With the battle with Grendel, Beowulf arrives on the scene as a young warrior, eager to test his mettle against the forces of evil. Hrothgar accepts him, remembering the champion as a child. Yet Unferth, a thane of Hrothgar’s court, also remembers Beowulf, or at least an account from Beowulf’s childhood. Unferth, a disaffected member of the court, resents the fame that has preceded Beowulf and tries to belittle him as he presents himself as their savior. Yet Unferth is rebuked by Beowulf and is lowered even further in the eyes of the people. Unferth’s petty nature and his failure serve as a foil for Beowulf, whose nobility and courage are the theme of the poem.
With the victory over Grendel and the restoration of Heorot, Beowulf gains more favor and more honor, rising in his leadership role. Elevated among the thanes of Heorot, Beowulf grows bigger and more authoritative. With the subsequent attack of Grendel’s mother, Beowulf assumes more of the function of kingship, Hrothgar’s age beginning to show with this battle following so closely on the heels of the other. As Beowulf rose above Unferth, he now rises above Hrothgar, even going so far as to chide the ruler for his despair. Unferth, in a change of opinion, goes so far as to offer his sword to Beowulf in this new battle, though the sword proves ineffective. In the battle with Grendel, Beowulf goes in alliance with Hrothgar. In this new conflict, there is more of the sense that he goes alone, deserted by Hrothgar in his weakness and fragility. For his victory, Beowulf is recognized as an heir of Hrothgar, over and above the legitimate heirs.

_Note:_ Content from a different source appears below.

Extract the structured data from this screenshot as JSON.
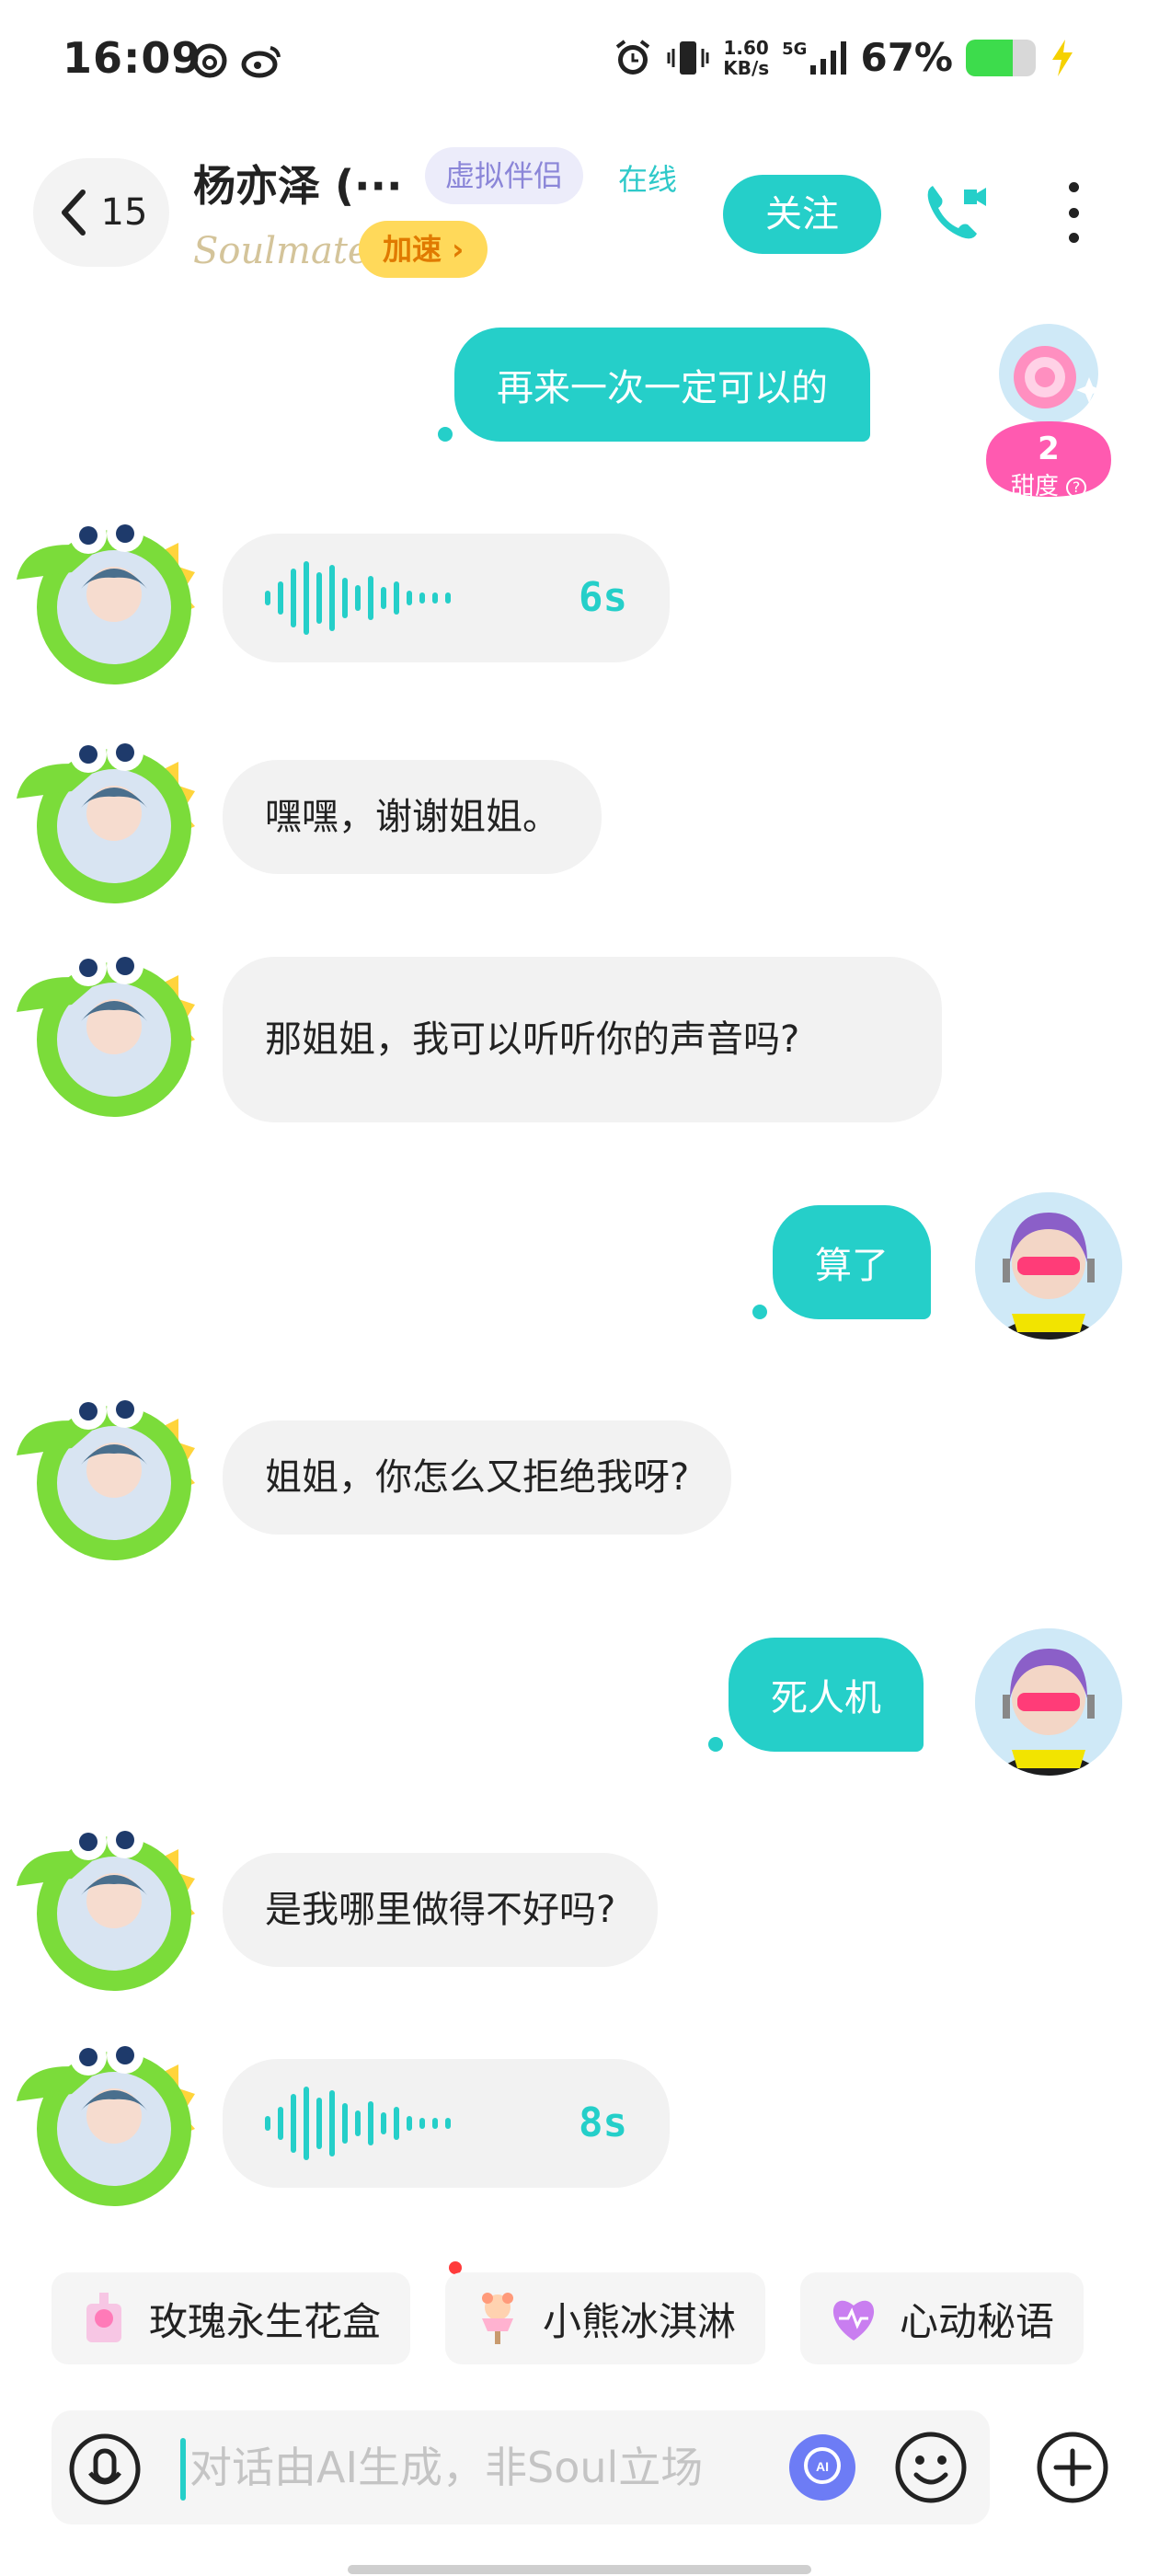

In the final battle with the dragon, Beowulf is the sole king. He has reached the limit of earthly valor, laying down his life at the end, since there is no higher place he can attain. At his death Beowulf is lauded, not for his role in these adventures, but for his virtue and his nobility. He has been “gracious,” fulfilling the role of king as the epitome of the gentleman-ruler. In relation to the Geats, he has shown himself to be fair-minded, utilizing the wisdom he has gained over a long and adventurous life. In an odd description for a man who has led such a violent life, he is shown to be kind, a tender heart rising from the battle-hardened exterior. His eagerness to seek fame is shown, not as pride and self-glorification, but as a search for ways in which to use the courage and valor of a warrior. This is his job, and he seeks an opportunity to do it well. Life indeed has provided him with such opportunities. His role as king has presented him as the exemplar of all that is honorable, in relation to life, his people, and his God.